╔══
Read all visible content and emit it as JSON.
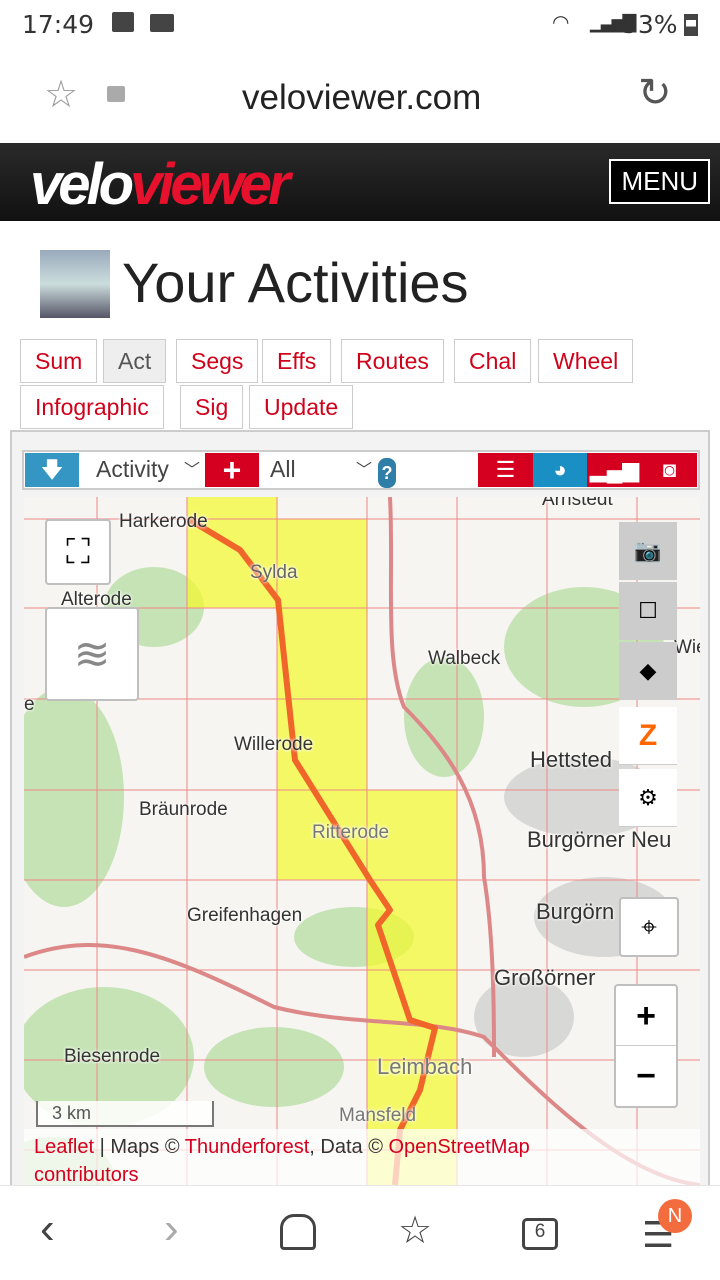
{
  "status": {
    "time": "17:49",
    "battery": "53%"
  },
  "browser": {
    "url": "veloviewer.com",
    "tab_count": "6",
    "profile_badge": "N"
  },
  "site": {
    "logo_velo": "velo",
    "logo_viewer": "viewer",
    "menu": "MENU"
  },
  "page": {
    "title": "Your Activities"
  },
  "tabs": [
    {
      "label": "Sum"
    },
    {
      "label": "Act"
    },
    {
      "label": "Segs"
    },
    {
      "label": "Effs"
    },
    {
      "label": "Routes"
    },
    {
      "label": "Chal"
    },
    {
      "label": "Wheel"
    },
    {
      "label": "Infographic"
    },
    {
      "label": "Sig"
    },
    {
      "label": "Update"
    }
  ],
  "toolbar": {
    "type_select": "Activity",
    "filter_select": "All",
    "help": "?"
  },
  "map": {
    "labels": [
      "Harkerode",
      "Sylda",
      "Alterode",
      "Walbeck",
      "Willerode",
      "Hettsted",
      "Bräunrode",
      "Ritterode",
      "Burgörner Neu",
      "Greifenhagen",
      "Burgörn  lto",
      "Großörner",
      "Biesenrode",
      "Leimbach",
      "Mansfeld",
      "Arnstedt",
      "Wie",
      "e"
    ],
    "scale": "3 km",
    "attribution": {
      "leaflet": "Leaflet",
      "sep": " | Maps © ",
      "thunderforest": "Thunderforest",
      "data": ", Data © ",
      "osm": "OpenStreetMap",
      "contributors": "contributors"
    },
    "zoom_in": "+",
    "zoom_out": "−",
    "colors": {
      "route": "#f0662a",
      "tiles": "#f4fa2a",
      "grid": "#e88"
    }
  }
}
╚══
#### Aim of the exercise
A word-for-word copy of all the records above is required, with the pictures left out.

#### Final answer
Read all visible content and emit it as JSON.
{
  "status": {
    "time": "17:49",
    "battery": "53%"
  },
  "browser": {
    "url": "veloviewer.com",
    "tab_count": "6",
    "profile_badge": "N"
  },
  "site": {
    "logo_velo": "velo",
    "logo_viewer": "viewer",
    "menu": "MENU"
  },
  "page": {
    "title": "Your Activities"
  },
  "tabs": [
    {
      "label": "Sum"
    },
    {
      "label": "Act"
    },
    {
      "label": "Segs"
    },
    {
      "label": "Effs"
    },
    {
      "label": "Routes"
    },
    {
      "label": "Chal"
    },
    {
      "label": "Wheel"
    },
    {
      "label": "Infographic"
    },
    {
      "label": "Sig"
    },
    {
      "label": "Update"
    }
  ],
  "toolbar": {
    "type_select": "Activity",
    "filter_select": "All",
    "help": "?"
  },
  "map": {
    "labels": [
      "Harkerode",
      "Sylda",
      "Alterode",
      "Walbeck",
      "Willerode",
      "Hettsted",
      "Bräunrode",
      "Ritterode",
      "Burgörner Neu",
      "Greifenhagen",
      "Burgörn  lto",
      "Großörner",
      "Biesenrode",
      "Leimbach",
      "Mansfeld",
      "Arnstedt",
      "Wie",
      "e"
    ],
    "scale": "3 km",
    "attribution": {
      "leaflet": "Leaflet",
      "sep": " | Maps © ",
      "thunderforest": "Thunderforest",
      "data": ", Data © ",
      "osm": "OpenStreetMap",
      "contributors": "contributors"
    },
    "zoom_in": "+",
    "zoom_out": "−",
    "colors": {
      "route": "#f0662a",
      "tiles": "#f4fa2a",
      "grid": "#e88"
    }
  }
}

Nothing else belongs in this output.